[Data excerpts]
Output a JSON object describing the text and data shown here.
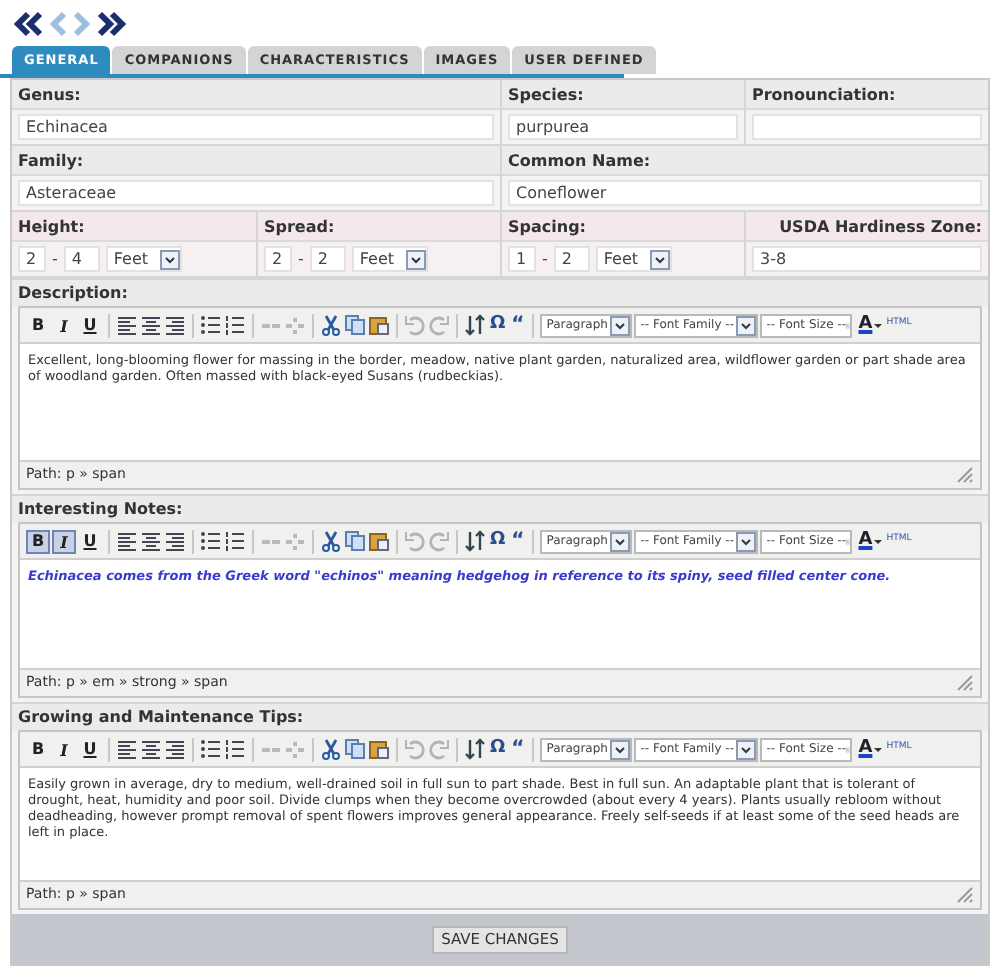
{
  "nav": [
    {
      "kind": "first",
      "disabled": false
    },
    {
      "kind": "prev",
      "disabled": true
    },
    {
      "kind": "next",
      "disabled": true
    },
    {
      "kind": "last",
      "disabled": false
    }
  ],
  "tabs": [
    {
      "label": "GENERAL",
      "selected": true
    },
    {
      "label": "COMPANIONS",
      "selected": false
    },
    {
      "label": "CHARACTERISTICS",
      "selected": false
    },
    {
      "label": "IMAGES",
      "selected": false
    },
    {
      "label": "USER DEFINED",
      "selected": false
    }
  ],
  "rows": [
    {
      "cells": [
        {
          "kind": "text",
          "label": "Genus:",
          "value": "Echinacea"
        },
        {
          "kind": "text",
          "label": "Species:",
          "value": "purpurea"
        },
        {
          "kind": "text",
          "label": "Pronounciation:"
        }
      ]
    },
    {
      "cells": [
        {
          "kind": "text",
          "label": "Family:",
          "value": "Asteraceae"
        },
        {
          "kind": "text",
          "label": "Common Name:",
          "value": "Coneflower"
        }
      ]
    },
    {
      "cells": [
        {
          "kind": "range",
          "label": "Height:",
          "from": "2",
          "to": "4",
          "unit": "Feet"
        },
        {
          "kind": "range",
          "label": "Spread:",
          "from": "2",
          "to": "2",
          "unit": "Feet"
        },
        {
          "kind": "range",
          "label": "Spacing:",
          "from": "1",
          "to": "2",
          "unit": "Feet"
        },
        {
          "kind": "text",
          "label": "USDA Hardiness Zone:",
          "value": "3-8"
        }
      ]
    }
  ],
  "range_separator": "-",
  "editors": [
    {
      "label": "Description:",
      "style_buttons": [
        {
          "label": "B",
          "selected": false
        },
        {
          "label": "I",
          "selected": false
        },
        {
          "label": "U",
          "selected": false
        }
      ],
      "toolbar": {
        "charmap": "Ω",
        "quote": "“",
        "format": "Paragraph",
        "font_family": "-- Font Family --",
        "font_size": "-- Font Size --",
        "font_color": "A",
        "html": "HTML",
        "link_disabled": true,
        "history_disabled": true
      },
      "content": "Excellent, long-blooming flower for massing in the border, meadow, native plant garden, naturalized area, wildflower garden or part shade area of woodland garden. Often massed with black-eyed Susans (rudbeckias).",
      "bold": false,
      "italic": false,
      "color": "#333333",
      "path": "Path: p » span"
    },
    {
      "label": "Interesting Notes:",
      "style_buttons": [
        {
          "label": "B",
          "selected": true
        },
        {
          "label": "I",
          "selected": true
        },
        {
          "label": "U",
          "selected": false
        }
      ],
      "toolbar": {
        "charmap": "Ω",
        "quote": "“",
        "format": "Paragraph",
        "font_family": "-- Font Family --",
        "font_size": "-- Font Size --",
        "font_color": "A",
        "html": "HTML",
        "link_disabled": true,
        "history_disabled": true
      },
      "content": "Echinacea comes from the Greek word \"echinos\" meaning hedgehog in reference to its spiny, seed filled center cone.",
      "bold": true,
      "italic": true,
      "color": "#3a3ad0",
      "path": "Path: p » em » strong » span"
    },
    {
      "label": "Growing and Maintenance Tips:",
      "style_buttons": [
        {
          "label": "B",
          "selected": false
        },
        {
          "label": "I",
          "selected": false
        },
        {
          "label": "U",
          "selected": false
        }
      ],
      "toolbar": {
        "charmap": "Ω",
        "quote": "“",
        "format": "Paragraph",
        "font_family": "-- Font Family --",
        "font_size": "-- Font Size --",
        "font_color": "A",
        "html": "HTML",
        "link_disabled": true,
        "history_disabled": true
      },
      "content": "Easily grown in average, dry to medium, well-drained soil in full sun to part shade. Best in full sun. An adaptable plant that is tolerant of drought, heat, humidity and poor soil. Divide clumps when they become overcrowded (about every 4 years). Plants usually rebloom without deadheading, however prompt removal of spent flowers improves general appearance. Freely self-seeds if at least some of the seed heads are left in place.",
      "bold": false,
      "italic": false,
      "color": "#333333",
      "path": "Path: p » span"
    }
  ],
  "save_button": "SAVE CHANGES"
}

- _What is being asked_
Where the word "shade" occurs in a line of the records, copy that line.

- _Your solution_
      "content": "Excellent, long-blooming flower for massing in the border, meadow, native plant garden, naturalized area, wildflower garden or part shade area of woodland garden. Often massed with black-eyed Susans (rudbeckias).",
      "content": "Easily grown in average, dry to medium, well-drained soil in full sun to part shade. Best in full sun. An adaptable plant that is tolerant of drought, heat, humidity and poor soil. Divide clumps when they become overcrowded (about every 4 years). Plants usually rebloom without deadheading, however prompt removal of spent flowers improves general appearance. Freely self-seeds if at least some of the seed heads are left in place.",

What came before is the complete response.